= 42). during each interview. After transcription, each interview was printed for clarity. Post-it notes of various colors aided in identifying themes. The first transcript reading helped develop the coding categories, and then the second reading was conducted to start formal coding in a systematic way using colored post-it notes to group related data . The second transcript aided in identifying new categories of information and the two lists were merged into one list, which then represented the final codebook. The transcript of the third interview was compared to the previous code list to see if new categories emerged and this process continued comparing each subsequent transcript for coding categories. Themes were eventually developed into a written description of the participants’ experience with bariatric surgery to answer the research question. Quotes from the participants provided a rich, thick description of their experience . 2.2. Reflexive Researchers’ Statement The researchers personal experience as bariatric patients included preconceived beliefs that bariatric surgery should be for obese individuals who had failed attempts at losing weight through traditional methods with diet and exercise and who need an additional weight-loss tool to aid in achieving a healthy body weight. Being part of the 321674-73-1 IC50 weight-loss surgery community comes with a very pro-surgery mentality that this researchers acknowledged. To focus on the participants’ experience after bariatric surgery, the researchers were required to bracket those beliefs. Hays and Wood  define bracketing as setting aside any assumptions made in everyday life and expressed the need for the researcher to reserve all prejudgments of their experience and rely on intuition and imagination to obtain the picture of the experience. 2.3. Trustworthiness Establishing trustworthiness of the findings was utilized by engaging in 321674-73-1 IC50 peer debriefing of instrument protocol and through prolonged discussions of the research project with peers.
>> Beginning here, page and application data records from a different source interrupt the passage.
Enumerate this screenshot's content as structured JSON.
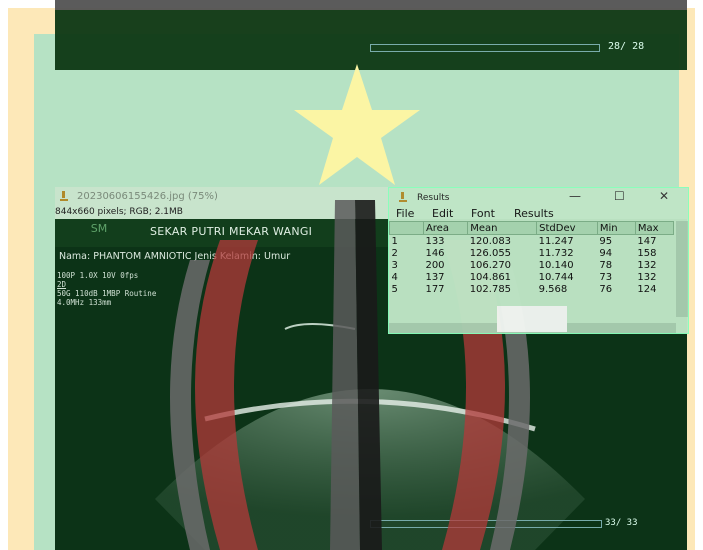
{
  "top_viewer": {
    "counter": "28/ 28"
  },
  "image_window": {
    "title": "20230606155426.jpg (75%)",
    "subtitle": "844x660 pixels; RGB; 2.1MB",
    "clinic_name": "SEKAR PUTRI MEKAR WANGI",
    "logo_text": "SM",
    "patient_line": "Nama:  PHANTOM AMNIOTIC   Jenis Kelamin:      Umur",
    "params": [
      "100P 1.0X 10V   0fps",
      "2D",
      "50G 110dB 1MBP Routine",
      "4.0MHz 133mm"
    ],
    "counter": "33/ 33"
  },
  "results_window": {
    "title": "Results",
    "buttons": {
      "minimize": "—",
      "maximize": "☐",
      "close": "✕"
    },
    "menu": [
      "File",
      "Edit",
      "Font",
      "Results"
    ],
    "columns": [
      "",
      "Area",
      "Mean",
      "StdDev",
      "Min",
      "Max"
    ],
    "rows": [
      [
        "1",
        "133",
        "120.083",
        "11.247",
        "95",
        "147"
      ],
      [
        "2",
        "146",
        "126.055",
        "11.732",
        "94",
        "158"
      ],
      [
        "3",
        "200",
        "106.270",
        "10.140",
        "78",
        "132"
      ],
      [
        "4",
        "137",
        "104.861",
        "10.744",
        "73",
        "132"
      ],
      [
        "5",
        "177",
        "102.785",
        "9.568",
        "76",
        "124"
      ]
    ]
  },
  "colors": {
    "frame": "#fde8b8",
    "overlay": "#b6e2c4",
    "ultrasound_bg": "#0c3317",
    "star": "#fbf5a4",
    "band_red": "#b33a3a"
  }
}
Researcher reflexivity was engaged by keeping a journal and field notes, and simultaneous data collection and analysis, which involved 321674-73-1 IC50 collecting and analyzing data simultaneously . 3. Findings Review of the data, including individual interviews and field notes, was conducted to analyze and identify themes of the participants’ experience with food after bariatric surgery. Two main themes emerged from the data: (a) food after the first year post-op and (b) bariatric surgery is not a magic pill. 3.1. Food after the First Year Post-Op The overarching theme of viewing weight-loss as work after the first year emerged from the data as participants described the mounting difficulty of adhering to the recommended post-op diet once the first year had passed. In addition, tendencies towards using food as comfort and emotional eating were still a struggle that many participants experienced.
I know I have to keep staying on top of it, it’s just that I’m sick of protein, I’m sick of water, I’m sick of working out, I’m just sick of it. I just want eat normal sometimes, but I know I just need to suck it up and deal with it. Finding Rabbit polyclonal to AGPAT9 that balance after the first yearit’s so important. [P7]
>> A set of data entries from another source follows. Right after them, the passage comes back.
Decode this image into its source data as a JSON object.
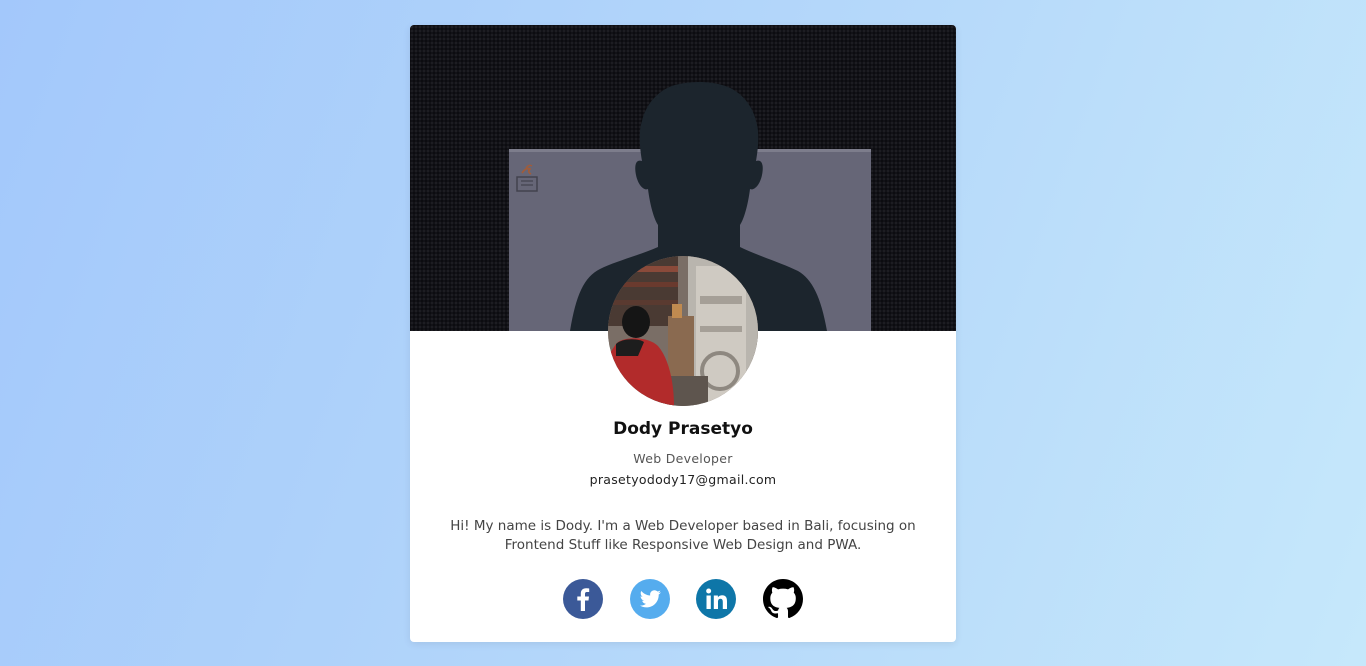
{
  "profile": {
    "name": "Dody Prasetyo",
    "role": "Web Developer",
    "email": "prasetyodody17@gmail.com",
    "bio": "Hi! My name is Dody. I'm a Web Developer based in Bali, focusing on Frontend Stuff like Responsive Web Design and PWA."
  },
  "social": [
    {
      "name": "facebook",
      "icon": "facebook-icon",
      "color": "#3b5998"
    },
    {
      "name": "twitter",
      "icon": "twitter-icon",
      "color": "#55acee"
    },
    {
      "name": "linkedin",
      "icon": "linkedin-icon",
      "color": "#0e76a8"
    },
    {
      "name": "github",
      "icon": "github-icon",
      "color": "#000000"
    }
  ],
  "colors": {
    "background_start": "#a3c8fb",
    "background_end": "#c6e8fb",
    "card": "#ffffff",
    "cover": "#121217"
  }
}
3.1.1. Diet Adherence after the First Year Post-Op The recommended diet after bariatric surgery varies among surgeons and across different bariatric surgeries, but there are some commonalities that all 321674-73-1 IC50 participants experienced. Generally agreed upon nutritional guidelines are that supplemental minerals and vitamins should be taken daily, small bites of food should be chewed thoroughly before swallowing, liquids should be either ingested well before meals or at least 30 minutes
afterwards, and at least 60 grams of proteins should be preferentially eaten before fat and carbohydrates [12C15].
Consuming the right food and the vitamins and doing the right thing with food exist on a continuumit’s not a matter of being all right or all wrong or.